I live in a small house built in 1941 — just 1,362 square feet, which suits me just fine.

One problem: Only about 12 square feet of my house is closet space.

People living in Fayetteville in 1941 must not have had many clothes. They also must have been quite skinny, because all my closet doors are so narrow that you have to turn sideways to get into them. I'm about two Bojangles biscuits away from not being able to reach my sweaters.

When I was house shopping about 10 years ago, one of the things that appealed to me about this particular home was that at some point in history, a forward-thinking (or clothing-obsessed) owner busted out a wall between the tiny master closet and the tinier hall closet, making it one long, narrow space. Luckily, I have long arms.

Still, over the years my closet has filled up. See, I'm the type of person who doesn't often get rid of things that 1) I no longer need, 2) I no longer fit into, or 3) some day I may have use for. I'm an optimist, and despite my love for Bojangles, I have always believed that one day I will be able to fit back into all my favorite shirts hanging in the darkest, farthest reaches of my little closet. Like a fashion archive of my 20s and 30s, there they've hung for years, untouched, except for when I have to push them all back to make room for something new.
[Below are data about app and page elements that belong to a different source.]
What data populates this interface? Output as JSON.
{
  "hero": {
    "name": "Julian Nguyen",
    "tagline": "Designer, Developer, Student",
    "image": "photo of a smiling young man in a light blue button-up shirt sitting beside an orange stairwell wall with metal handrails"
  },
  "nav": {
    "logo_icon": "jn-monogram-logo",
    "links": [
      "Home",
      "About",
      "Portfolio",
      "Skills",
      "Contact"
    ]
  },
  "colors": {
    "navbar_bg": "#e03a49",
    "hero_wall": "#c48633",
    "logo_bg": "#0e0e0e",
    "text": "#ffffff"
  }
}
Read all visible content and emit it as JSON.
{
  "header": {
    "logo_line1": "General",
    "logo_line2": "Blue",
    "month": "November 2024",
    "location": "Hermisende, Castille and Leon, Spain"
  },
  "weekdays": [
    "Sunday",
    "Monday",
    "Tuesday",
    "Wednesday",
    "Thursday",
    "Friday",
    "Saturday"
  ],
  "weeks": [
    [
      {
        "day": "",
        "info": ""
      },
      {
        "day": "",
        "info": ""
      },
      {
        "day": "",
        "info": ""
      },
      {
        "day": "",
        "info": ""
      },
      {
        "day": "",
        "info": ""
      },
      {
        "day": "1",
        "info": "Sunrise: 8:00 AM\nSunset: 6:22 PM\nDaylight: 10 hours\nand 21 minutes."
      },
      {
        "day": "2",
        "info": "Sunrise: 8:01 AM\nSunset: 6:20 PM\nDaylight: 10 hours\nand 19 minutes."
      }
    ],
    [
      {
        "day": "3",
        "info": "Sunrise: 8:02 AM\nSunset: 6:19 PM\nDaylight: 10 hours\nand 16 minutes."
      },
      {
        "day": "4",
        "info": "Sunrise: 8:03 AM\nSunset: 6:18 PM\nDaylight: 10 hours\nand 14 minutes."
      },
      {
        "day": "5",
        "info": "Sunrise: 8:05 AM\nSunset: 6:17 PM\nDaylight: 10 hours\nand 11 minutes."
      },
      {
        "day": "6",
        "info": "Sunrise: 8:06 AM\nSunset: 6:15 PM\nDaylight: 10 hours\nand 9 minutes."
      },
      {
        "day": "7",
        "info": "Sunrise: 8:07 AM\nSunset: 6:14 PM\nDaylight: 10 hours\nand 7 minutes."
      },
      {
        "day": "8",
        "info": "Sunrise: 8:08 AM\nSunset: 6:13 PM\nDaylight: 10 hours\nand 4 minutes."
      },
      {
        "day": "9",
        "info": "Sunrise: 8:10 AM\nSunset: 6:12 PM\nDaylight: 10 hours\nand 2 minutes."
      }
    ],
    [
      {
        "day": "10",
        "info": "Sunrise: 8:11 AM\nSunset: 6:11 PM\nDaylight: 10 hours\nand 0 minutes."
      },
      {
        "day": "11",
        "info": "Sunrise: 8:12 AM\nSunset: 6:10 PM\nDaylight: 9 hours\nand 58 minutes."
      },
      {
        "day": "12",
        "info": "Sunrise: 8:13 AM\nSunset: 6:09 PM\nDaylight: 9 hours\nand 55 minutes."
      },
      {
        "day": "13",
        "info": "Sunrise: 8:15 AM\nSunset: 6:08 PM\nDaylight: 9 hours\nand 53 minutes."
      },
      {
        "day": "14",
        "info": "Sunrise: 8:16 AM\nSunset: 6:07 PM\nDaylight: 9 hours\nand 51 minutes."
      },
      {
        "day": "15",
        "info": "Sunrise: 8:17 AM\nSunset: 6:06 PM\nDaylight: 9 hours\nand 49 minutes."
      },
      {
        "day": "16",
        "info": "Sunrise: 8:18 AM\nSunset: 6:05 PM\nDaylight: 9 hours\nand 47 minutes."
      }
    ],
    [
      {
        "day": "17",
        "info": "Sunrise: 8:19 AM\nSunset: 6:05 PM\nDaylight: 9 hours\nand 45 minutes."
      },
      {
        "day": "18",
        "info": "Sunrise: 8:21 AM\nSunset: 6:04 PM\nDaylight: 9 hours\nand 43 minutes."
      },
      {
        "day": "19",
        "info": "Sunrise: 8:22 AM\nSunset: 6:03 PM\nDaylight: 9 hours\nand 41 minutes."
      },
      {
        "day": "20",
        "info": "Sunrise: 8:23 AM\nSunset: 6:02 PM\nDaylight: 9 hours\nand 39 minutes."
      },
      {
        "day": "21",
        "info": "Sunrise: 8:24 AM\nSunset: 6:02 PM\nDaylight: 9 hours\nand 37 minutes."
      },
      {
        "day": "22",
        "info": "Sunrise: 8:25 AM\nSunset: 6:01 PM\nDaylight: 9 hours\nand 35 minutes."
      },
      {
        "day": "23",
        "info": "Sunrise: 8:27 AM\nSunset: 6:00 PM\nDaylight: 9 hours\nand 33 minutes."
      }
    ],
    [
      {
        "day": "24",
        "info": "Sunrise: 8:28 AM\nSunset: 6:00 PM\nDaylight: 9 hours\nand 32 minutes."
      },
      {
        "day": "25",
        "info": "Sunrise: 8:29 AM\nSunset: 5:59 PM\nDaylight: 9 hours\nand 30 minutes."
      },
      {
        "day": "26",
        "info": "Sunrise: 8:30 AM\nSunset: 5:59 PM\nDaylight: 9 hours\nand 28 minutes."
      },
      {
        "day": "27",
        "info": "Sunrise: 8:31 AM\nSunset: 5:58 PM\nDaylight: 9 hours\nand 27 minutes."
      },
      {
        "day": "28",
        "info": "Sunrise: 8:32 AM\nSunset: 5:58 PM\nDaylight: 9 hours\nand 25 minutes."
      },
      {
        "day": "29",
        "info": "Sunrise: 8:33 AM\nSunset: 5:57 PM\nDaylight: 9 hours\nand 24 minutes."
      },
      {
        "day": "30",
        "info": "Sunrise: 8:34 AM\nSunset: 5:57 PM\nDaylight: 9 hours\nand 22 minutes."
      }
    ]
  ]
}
Earlier this fall, my friend Jennifer asked me to participate in a yard sale she was planning at her place. I must not have been fully paying attention to the conversation, because apparently I agreed. It was a good thing, though. Now in the early throes of middle age, I think more rationally about the prospects of ever wearing those medium-size shirts again, or putting on a pair of 32-waist pants. Plus, I'll admit it — I didn't always hit home runs with my fashion choices in my youth.

I went through my closet and pulled out hangers by the handful. I also tore through storage bins, kitchen cabinets and the garage. It actually felt good to purge, and by the big day last Saturday, I was fully committed to getting rid of as much as possible.

I hauled over my car full of stuff to the home on Devane Street, where Jen and her boyfriend, Jim, had already staged an impressive display in their driveway. Each of Jen's items had price stickers, including a clothes rack where all her lovely things had little tags with descriptions. I took one side of the driveway and dumped out my stuff on an old sheet.

It wasn't long before shoppers were digging through my collection of medium shirts and size 32 pants. Even some old shoes. “Twenty-five cents each,″ I would tell them with a bit of pride between sips of my coffee, as if to convey just how great a deal that really was. 

“You like those lovely mercury glass votives? How about 50 cents for all of them!″

“That fondue set is All-Clad, you know. Never been used. Just five bucks!″

Jen was appalled. Her concept of yard-sale pricing was very different than mine, and she could not believe that I was selling nice things for change. She interrupted me when the words “10 cents” came out of my mouth, politely telling the nice lady that we weren't doing dimes at this sale.

As the morning wore on, and inventory noticeably thinned to things like copy paper, an air filter and a furry Easter basket purse (Jen's), the contents on the “free″ table increased in number. Maybe it was the mimosas that we had traded for our coffee mugs doing the talking, but dimes were no longer taboo. When a Porsche drove up, I whispered to Jim that our prices were suddenly going up; Jim thought it would be funny to repeat the joke to the man, who didn't seem to find it amusing. He left empty-handed.

Eventually, the air filter, a few of my unwanted shirts and other knickknacks went into the trash bin. I went home with enough cash to get my hair cut that afternoon, while Jen pocketed an impressive $160 or so.

Most important, I can now see the back of my closet, which — come to think of it — isn't really that small after all.

Time to go shopping.

 

Executive editor Matt Leclercq can be reached at mleclercq@fayobserver.com or 910-486-3551.